__TASK TO COMPLETE__. Below are some records. How many of their lines contain the string "OAuth"? Answer with the number alone.

---- SUPPLIED RECORDS

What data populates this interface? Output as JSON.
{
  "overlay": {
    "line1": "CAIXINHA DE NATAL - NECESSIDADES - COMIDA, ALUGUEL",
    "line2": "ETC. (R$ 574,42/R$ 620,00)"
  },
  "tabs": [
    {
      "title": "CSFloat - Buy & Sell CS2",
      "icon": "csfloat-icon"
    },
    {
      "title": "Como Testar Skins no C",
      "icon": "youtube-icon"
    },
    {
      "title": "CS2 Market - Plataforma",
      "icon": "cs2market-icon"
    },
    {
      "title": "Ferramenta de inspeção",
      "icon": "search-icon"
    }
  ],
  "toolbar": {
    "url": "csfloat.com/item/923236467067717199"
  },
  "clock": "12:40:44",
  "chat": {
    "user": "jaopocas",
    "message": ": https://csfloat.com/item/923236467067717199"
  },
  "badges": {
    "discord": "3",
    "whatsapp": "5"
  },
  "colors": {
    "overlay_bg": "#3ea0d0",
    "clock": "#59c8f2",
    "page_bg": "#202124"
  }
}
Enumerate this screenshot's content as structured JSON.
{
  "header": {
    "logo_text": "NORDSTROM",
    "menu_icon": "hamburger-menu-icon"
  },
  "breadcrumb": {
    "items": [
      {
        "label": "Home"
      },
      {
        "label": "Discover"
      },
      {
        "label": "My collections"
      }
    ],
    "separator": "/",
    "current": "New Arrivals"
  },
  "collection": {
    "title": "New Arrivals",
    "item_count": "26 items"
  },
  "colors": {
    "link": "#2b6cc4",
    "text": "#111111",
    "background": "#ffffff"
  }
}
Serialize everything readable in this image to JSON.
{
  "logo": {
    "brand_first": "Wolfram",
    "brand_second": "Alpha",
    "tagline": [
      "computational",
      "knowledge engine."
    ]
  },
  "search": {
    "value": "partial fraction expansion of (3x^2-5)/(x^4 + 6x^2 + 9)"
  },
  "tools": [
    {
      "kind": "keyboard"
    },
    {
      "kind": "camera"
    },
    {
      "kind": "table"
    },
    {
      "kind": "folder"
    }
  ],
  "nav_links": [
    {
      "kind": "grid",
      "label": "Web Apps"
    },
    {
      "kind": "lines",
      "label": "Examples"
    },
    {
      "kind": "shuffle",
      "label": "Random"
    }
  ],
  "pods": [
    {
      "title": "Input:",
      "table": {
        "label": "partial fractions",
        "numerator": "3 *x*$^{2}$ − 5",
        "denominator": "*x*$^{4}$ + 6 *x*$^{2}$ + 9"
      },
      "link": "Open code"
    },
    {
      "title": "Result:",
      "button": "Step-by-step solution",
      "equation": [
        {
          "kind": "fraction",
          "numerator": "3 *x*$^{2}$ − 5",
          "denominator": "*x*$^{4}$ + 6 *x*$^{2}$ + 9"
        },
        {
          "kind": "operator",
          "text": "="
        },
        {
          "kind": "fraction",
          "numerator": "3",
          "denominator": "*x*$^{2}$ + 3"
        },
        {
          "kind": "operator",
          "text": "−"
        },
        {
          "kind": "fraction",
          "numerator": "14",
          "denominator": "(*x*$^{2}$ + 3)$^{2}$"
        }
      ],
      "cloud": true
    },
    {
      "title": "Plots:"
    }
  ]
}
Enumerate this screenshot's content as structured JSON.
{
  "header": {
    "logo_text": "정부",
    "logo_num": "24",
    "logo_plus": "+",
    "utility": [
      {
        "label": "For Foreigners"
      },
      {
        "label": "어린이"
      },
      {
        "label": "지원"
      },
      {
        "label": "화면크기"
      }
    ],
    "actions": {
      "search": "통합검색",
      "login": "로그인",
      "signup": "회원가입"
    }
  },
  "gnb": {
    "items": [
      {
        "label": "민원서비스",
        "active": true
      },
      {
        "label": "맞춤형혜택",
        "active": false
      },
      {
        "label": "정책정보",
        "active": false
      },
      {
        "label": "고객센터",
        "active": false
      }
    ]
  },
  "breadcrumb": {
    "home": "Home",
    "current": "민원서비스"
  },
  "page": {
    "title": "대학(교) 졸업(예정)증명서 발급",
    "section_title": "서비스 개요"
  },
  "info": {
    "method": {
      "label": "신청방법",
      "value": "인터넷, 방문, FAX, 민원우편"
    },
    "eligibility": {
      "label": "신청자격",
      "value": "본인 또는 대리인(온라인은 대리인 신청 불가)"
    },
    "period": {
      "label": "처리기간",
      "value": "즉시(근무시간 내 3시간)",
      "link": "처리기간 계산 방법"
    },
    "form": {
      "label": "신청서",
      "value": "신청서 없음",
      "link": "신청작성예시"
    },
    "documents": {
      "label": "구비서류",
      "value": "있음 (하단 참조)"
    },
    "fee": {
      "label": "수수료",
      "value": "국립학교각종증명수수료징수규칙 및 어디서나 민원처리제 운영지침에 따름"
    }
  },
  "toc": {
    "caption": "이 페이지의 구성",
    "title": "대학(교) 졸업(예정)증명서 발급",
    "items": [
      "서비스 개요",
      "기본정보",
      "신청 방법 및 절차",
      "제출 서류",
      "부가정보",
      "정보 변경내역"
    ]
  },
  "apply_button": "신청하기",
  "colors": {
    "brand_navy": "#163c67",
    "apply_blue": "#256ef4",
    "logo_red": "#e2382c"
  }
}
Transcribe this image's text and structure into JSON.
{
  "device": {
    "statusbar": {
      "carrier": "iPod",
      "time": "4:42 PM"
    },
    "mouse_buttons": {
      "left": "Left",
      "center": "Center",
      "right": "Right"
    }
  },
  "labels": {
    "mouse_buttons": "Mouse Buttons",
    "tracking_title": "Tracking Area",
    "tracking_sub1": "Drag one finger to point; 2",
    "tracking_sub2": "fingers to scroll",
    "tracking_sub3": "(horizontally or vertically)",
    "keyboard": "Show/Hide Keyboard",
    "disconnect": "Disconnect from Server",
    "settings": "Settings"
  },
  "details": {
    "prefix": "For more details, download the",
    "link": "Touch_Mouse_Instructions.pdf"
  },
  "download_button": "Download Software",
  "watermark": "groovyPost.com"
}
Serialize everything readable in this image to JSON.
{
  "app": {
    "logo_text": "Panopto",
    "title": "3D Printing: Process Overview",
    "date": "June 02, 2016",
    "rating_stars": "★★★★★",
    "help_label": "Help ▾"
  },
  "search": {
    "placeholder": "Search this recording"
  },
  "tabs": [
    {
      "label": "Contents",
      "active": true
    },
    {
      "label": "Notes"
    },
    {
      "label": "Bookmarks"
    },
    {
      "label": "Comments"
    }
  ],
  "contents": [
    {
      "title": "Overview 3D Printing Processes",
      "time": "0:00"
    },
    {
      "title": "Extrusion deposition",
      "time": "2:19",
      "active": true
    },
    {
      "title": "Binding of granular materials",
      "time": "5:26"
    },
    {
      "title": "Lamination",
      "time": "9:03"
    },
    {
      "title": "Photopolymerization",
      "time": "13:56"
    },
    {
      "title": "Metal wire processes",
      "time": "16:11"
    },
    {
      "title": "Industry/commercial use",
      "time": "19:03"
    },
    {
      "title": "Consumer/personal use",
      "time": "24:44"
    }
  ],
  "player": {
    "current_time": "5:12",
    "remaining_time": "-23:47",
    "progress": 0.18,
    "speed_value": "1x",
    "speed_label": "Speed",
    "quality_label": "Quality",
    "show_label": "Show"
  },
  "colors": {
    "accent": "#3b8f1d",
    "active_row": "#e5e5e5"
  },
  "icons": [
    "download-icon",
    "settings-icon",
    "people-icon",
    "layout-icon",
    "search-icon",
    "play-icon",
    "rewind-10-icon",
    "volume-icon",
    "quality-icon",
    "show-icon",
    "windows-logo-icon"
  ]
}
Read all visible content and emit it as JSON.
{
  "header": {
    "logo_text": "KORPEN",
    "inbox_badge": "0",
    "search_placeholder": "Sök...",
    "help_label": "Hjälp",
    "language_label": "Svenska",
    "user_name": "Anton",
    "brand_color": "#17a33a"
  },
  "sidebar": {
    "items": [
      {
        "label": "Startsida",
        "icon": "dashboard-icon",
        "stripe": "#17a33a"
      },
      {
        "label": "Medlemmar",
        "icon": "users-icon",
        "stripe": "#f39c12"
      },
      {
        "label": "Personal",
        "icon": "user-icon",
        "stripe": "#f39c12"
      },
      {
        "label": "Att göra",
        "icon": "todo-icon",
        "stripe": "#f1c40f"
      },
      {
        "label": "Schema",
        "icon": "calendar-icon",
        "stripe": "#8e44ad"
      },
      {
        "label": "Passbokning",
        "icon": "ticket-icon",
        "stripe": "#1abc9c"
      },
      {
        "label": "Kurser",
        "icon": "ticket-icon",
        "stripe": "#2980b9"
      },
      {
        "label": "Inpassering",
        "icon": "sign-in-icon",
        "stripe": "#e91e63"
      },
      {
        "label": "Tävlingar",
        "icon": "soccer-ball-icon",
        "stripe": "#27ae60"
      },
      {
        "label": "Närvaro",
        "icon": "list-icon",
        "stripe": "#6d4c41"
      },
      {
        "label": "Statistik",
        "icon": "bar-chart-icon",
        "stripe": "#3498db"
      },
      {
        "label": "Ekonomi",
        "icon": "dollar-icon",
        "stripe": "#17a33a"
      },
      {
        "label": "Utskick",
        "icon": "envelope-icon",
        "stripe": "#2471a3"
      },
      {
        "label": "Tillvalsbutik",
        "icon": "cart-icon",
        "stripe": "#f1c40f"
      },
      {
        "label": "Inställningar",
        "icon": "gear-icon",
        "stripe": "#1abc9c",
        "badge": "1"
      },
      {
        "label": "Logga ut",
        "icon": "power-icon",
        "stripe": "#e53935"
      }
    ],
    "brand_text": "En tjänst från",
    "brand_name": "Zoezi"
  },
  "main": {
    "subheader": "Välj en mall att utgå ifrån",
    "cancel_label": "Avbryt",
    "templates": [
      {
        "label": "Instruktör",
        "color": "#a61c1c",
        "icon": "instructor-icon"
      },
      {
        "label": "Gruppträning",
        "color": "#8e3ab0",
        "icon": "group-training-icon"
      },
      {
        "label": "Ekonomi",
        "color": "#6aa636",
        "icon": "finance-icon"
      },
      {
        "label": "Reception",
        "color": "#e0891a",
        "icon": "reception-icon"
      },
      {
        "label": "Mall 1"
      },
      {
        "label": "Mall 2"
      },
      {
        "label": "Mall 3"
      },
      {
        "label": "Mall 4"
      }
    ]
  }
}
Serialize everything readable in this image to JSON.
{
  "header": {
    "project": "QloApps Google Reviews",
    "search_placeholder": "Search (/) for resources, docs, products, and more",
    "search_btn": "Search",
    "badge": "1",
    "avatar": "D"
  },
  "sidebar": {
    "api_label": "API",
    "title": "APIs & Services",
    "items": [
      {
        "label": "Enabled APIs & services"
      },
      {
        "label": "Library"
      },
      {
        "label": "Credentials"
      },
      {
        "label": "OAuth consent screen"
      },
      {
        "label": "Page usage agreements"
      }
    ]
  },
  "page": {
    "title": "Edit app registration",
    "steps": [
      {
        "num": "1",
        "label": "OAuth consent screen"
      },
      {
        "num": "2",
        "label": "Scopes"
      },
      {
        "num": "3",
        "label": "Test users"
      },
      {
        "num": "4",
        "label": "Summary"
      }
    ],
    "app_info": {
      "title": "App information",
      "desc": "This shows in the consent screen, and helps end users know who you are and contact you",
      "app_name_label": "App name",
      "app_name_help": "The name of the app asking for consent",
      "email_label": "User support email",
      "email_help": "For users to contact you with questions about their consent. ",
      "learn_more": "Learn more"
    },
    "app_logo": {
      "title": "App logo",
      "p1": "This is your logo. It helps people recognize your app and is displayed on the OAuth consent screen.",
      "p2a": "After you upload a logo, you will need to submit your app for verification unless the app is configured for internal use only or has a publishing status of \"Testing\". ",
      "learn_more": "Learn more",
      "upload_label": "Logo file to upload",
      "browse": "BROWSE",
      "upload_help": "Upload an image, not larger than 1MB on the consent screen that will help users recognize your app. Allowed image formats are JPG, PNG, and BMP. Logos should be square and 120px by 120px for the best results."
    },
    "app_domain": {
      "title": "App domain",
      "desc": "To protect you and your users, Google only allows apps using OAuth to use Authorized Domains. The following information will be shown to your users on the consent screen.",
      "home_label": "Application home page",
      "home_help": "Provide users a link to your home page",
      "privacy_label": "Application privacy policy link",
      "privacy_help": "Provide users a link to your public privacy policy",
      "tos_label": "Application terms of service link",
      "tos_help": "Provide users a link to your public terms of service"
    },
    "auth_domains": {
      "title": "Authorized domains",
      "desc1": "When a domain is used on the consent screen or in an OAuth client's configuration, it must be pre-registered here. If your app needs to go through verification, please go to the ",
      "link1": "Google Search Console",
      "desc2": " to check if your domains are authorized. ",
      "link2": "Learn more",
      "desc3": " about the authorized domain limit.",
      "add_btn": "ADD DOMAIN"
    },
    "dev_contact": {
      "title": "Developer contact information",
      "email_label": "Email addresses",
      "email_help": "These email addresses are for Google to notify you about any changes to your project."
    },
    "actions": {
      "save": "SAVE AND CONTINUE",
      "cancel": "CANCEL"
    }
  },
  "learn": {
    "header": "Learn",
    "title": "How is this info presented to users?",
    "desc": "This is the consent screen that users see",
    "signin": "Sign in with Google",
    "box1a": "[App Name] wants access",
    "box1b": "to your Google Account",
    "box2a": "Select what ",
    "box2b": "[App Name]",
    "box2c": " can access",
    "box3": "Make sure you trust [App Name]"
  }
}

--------

__TASK SOLUTION__. 5